→ **AVAILABLE DATA**:
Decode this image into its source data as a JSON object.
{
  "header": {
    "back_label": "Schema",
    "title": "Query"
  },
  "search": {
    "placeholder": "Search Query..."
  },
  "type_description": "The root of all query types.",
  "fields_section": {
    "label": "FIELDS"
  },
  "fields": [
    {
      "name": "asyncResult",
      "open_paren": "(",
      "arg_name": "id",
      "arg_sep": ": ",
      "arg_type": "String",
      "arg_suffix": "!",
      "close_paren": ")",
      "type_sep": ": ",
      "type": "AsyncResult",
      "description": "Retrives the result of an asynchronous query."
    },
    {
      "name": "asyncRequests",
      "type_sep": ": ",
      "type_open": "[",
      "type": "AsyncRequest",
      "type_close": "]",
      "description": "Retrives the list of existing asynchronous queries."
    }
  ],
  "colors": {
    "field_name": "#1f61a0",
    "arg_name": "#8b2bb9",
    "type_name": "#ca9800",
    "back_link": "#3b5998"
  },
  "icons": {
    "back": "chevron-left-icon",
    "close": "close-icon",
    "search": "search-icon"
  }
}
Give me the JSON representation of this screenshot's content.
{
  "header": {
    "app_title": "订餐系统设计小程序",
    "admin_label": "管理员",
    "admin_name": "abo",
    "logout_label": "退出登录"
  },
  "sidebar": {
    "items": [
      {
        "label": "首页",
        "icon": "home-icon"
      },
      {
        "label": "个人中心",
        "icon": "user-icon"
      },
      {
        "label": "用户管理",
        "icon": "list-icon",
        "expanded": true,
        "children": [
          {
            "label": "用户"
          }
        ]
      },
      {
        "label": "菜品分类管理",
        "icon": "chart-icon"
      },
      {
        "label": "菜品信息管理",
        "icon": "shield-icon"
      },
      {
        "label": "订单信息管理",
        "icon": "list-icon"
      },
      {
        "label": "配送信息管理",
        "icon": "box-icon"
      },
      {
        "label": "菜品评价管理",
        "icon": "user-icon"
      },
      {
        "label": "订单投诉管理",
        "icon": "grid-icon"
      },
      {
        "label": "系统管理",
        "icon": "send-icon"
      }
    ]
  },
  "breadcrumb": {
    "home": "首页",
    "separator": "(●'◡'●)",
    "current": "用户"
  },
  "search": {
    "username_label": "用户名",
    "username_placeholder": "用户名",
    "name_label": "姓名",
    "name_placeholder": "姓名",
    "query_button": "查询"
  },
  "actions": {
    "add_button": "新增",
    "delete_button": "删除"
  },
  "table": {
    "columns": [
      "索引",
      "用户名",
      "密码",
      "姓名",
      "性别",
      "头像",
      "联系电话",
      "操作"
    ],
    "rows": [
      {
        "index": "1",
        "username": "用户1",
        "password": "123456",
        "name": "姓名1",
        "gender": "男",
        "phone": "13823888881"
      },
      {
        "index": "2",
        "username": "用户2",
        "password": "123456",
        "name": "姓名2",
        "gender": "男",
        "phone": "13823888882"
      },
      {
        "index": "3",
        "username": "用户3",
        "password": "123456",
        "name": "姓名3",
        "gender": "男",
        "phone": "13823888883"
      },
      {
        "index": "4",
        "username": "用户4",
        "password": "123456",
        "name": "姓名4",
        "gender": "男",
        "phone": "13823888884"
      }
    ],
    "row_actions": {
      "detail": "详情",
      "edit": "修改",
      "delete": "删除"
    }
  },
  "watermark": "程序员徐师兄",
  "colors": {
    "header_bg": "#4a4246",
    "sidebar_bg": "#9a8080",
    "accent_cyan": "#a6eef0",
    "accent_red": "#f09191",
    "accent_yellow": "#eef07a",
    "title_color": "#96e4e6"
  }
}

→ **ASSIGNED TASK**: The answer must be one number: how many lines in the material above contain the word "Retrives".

→ **SOLUTION FOR THIS TASK**: 2